Lines below containing the word "Clothing" should be copied out.

Data in this exercise START

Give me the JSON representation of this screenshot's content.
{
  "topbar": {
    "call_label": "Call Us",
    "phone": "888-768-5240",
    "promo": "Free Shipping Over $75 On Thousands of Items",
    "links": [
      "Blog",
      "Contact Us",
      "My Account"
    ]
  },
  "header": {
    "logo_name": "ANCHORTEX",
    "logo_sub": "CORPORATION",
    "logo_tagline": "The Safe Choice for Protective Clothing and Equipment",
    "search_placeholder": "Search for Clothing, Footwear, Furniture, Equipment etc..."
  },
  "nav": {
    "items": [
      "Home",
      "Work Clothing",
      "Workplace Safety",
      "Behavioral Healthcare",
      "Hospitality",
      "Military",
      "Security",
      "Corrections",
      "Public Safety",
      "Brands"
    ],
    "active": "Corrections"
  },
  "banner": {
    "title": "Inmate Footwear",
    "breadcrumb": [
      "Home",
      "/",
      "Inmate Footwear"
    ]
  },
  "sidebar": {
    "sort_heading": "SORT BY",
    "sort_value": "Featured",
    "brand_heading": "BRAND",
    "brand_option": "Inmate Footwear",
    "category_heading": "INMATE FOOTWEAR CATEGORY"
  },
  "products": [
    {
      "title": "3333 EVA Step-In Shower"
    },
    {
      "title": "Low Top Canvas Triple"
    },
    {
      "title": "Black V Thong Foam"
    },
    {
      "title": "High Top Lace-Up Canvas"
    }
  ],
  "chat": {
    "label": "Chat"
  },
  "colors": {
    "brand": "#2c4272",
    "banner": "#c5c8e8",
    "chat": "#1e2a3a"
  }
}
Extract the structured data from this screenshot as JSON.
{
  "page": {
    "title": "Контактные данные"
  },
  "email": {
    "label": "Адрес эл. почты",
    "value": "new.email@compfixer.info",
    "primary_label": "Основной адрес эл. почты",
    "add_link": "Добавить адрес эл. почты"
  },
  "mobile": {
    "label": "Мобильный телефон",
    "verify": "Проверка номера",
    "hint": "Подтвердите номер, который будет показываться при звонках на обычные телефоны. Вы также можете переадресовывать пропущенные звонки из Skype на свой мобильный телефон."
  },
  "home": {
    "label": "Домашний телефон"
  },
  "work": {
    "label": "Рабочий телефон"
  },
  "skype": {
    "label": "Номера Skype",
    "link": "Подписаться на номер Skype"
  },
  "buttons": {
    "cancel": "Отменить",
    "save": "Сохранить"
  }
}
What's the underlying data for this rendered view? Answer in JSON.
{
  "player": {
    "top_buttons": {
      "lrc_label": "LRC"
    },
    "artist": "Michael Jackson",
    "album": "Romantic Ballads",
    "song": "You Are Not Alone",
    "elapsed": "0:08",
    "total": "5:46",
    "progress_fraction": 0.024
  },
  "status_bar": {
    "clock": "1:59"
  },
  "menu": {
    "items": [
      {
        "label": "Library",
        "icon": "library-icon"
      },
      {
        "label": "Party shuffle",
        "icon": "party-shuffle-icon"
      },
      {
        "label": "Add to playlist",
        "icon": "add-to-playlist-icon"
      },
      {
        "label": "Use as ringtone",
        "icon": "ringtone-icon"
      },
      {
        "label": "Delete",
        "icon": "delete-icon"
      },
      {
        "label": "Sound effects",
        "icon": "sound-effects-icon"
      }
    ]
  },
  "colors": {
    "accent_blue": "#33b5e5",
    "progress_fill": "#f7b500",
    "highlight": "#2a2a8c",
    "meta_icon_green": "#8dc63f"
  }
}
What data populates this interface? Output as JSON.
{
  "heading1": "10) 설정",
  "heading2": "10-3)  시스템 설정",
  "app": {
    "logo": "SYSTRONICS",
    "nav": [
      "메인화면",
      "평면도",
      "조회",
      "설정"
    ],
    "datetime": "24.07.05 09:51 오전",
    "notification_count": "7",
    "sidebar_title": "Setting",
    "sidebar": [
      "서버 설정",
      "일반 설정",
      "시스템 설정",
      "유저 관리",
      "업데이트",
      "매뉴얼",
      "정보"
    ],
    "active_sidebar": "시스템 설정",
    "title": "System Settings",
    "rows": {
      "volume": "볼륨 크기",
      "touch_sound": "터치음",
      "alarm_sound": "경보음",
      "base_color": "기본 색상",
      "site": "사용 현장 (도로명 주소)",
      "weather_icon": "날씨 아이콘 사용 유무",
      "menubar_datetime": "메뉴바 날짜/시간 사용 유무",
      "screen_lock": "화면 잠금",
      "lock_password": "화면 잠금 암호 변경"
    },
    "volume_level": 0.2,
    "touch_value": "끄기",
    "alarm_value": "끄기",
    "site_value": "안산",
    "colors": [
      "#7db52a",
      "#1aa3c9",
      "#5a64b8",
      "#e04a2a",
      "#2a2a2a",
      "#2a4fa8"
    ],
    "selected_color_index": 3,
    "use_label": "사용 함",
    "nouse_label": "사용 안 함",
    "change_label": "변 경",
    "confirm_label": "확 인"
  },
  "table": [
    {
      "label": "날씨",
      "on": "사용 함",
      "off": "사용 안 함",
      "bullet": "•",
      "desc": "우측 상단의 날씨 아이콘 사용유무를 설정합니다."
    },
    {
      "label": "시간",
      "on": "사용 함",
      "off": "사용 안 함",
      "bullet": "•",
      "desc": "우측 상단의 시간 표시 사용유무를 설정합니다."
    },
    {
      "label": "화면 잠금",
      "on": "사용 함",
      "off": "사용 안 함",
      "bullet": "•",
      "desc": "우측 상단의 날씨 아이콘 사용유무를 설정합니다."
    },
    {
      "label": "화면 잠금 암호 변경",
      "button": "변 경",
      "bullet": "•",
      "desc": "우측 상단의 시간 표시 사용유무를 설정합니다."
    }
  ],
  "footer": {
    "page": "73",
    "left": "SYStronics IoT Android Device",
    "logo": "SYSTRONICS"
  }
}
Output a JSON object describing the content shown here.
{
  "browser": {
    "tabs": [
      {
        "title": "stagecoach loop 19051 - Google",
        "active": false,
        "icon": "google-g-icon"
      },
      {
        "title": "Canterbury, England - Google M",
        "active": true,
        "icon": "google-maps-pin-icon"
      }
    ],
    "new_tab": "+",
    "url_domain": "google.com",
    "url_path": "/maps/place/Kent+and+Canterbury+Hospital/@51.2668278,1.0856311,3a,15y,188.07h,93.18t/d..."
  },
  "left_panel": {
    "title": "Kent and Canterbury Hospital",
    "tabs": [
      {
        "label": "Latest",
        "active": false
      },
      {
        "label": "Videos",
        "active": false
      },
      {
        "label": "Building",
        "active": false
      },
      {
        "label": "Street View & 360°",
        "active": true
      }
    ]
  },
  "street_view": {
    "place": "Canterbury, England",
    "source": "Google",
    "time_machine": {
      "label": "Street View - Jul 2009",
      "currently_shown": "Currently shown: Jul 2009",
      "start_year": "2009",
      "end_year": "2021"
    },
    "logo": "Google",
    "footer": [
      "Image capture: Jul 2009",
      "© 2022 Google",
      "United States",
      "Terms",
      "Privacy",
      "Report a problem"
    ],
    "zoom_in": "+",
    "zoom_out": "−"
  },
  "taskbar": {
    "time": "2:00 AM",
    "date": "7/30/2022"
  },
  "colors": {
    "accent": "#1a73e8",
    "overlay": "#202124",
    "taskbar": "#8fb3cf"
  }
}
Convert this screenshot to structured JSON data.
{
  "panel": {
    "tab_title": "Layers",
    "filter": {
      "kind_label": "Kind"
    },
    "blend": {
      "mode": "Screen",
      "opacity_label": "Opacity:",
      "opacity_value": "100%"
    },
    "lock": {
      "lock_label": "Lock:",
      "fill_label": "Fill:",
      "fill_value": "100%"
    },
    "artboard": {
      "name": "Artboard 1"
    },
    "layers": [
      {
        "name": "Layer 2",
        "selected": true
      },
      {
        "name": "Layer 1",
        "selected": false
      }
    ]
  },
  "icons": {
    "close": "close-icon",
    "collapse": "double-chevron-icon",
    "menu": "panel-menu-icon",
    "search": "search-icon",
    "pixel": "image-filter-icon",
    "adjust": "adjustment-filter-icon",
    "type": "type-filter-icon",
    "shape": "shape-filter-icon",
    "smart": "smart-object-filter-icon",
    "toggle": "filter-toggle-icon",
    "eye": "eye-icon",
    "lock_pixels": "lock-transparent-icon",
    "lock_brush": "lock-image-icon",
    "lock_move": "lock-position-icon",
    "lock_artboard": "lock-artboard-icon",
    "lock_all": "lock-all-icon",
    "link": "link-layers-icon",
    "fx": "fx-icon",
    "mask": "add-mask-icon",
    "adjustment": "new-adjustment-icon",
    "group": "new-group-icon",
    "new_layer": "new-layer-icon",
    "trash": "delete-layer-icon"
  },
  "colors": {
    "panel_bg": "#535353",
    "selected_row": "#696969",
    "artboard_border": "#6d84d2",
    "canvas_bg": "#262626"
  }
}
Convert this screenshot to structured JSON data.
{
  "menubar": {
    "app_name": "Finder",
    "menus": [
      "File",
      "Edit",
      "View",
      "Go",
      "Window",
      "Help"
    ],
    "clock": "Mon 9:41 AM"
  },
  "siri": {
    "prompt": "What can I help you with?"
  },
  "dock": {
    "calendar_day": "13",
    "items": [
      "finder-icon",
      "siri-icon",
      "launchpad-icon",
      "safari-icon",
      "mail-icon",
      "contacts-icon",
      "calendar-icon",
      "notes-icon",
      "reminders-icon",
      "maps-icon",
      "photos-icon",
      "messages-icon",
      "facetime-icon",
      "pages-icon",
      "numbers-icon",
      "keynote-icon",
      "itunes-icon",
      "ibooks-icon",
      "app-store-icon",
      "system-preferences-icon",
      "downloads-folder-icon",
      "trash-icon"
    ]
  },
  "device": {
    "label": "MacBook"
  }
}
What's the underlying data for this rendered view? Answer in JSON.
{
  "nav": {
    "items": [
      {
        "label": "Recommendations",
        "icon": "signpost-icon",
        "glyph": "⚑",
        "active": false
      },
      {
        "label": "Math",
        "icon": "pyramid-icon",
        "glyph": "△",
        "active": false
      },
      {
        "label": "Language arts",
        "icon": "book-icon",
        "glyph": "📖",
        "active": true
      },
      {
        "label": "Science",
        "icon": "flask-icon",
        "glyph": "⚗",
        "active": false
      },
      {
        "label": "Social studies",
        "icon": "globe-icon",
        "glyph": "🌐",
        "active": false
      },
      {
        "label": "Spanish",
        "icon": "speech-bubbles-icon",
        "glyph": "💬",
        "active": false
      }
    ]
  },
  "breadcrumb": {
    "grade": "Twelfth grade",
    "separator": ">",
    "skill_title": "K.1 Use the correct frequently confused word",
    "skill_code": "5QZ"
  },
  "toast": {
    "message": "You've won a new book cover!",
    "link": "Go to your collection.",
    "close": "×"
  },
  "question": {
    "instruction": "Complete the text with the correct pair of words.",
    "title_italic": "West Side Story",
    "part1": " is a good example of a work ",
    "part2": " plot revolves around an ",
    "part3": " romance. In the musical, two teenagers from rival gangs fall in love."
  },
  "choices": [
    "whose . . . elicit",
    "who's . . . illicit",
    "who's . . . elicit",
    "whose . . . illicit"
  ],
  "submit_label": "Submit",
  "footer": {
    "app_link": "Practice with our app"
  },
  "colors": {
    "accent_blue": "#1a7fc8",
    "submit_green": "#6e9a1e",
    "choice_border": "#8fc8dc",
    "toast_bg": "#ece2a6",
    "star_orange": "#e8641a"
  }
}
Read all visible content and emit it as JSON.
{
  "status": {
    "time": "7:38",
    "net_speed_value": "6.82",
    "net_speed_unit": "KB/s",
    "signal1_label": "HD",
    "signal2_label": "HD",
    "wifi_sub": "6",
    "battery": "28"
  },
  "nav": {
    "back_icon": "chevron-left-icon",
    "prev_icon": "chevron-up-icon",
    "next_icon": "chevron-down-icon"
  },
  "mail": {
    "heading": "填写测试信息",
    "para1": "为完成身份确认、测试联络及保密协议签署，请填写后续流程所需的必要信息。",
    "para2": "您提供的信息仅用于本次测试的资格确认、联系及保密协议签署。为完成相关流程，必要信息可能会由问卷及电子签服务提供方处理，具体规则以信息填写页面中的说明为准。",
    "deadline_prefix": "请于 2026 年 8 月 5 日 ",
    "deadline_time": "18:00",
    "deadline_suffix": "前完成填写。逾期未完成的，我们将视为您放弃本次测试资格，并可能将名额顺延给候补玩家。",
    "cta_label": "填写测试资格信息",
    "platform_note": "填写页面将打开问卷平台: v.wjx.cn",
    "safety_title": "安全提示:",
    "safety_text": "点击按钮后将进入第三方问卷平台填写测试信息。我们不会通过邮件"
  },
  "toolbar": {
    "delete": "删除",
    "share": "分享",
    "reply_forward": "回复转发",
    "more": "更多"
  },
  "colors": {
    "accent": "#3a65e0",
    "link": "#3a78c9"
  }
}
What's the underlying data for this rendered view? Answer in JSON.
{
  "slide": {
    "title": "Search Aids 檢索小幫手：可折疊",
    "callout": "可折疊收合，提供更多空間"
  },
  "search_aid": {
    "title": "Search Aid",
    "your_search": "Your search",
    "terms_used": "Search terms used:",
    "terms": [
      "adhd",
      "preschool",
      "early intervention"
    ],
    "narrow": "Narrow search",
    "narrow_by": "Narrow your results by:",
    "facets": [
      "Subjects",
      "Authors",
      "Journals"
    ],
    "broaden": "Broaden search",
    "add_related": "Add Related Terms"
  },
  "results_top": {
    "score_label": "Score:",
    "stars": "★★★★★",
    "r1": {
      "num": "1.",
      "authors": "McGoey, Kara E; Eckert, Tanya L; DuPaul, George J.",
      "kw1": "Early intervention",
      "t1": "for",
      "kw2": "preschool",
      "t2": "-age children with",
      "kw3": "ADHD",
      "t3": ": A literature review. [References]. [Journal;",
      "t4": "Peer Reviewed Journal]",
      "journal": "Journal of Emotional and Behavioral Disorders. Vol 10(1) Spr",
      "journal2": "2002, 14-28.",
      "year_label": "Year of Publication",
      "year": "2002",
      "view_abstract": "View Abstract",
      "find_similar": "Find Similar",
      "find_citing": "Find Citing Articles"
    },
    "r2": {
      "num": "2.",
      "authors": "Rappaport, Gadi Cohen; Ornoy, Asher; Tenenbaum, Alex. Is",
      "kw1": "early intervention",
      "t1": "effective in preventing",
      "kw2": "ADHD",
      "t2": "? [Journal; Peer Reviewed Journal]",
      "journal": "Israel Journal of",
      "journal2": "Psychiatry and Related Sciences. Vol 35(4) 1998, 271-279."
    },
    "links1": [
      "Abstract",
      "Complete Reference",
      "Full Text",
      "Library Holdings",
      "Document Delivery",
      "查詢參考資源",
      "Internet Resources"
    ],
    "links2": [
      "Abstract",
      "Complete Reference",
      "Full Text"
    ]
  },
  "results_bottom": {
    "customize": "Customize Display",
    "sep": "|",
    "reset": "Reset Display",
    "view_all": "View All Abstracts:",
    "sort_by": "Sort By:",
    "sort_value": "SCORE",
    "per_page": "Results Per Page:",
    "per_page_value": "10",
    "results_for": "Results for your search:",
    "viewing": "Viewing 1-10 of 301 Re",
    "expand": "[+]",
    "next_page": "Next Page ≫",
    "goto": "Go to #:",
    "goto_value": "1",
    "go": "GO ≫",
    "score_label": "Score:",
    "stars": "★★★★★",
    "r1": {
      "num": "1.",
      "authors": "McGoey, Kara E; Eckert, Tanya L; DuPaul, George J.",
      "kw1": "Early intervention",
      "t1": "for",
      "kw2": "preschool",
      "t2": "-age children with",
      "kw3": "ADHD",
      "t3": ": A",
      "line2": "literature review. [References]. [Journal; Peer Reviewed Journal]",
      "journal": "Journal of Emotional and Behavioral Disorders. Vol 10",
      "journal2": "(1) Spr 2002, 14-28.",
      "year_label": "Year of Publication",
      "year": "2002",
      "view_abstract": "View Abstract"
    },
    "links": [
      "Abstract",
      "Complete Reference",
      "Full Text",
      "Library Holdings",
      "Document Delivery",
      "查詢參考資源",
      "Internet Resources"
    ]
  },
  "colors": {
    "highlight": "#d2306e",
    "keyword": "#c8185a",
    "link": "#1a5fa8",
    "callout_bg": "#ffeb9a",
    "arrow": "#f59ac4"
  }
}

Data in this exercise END

### Response for this exercise
    "logo_tagline": "The Safe Choice for Protective Clothing and Equipment",
    "search_placeholder": "Search for Clothing, Footwear, Furniture, Equipment etc..."
      "Work Clothing",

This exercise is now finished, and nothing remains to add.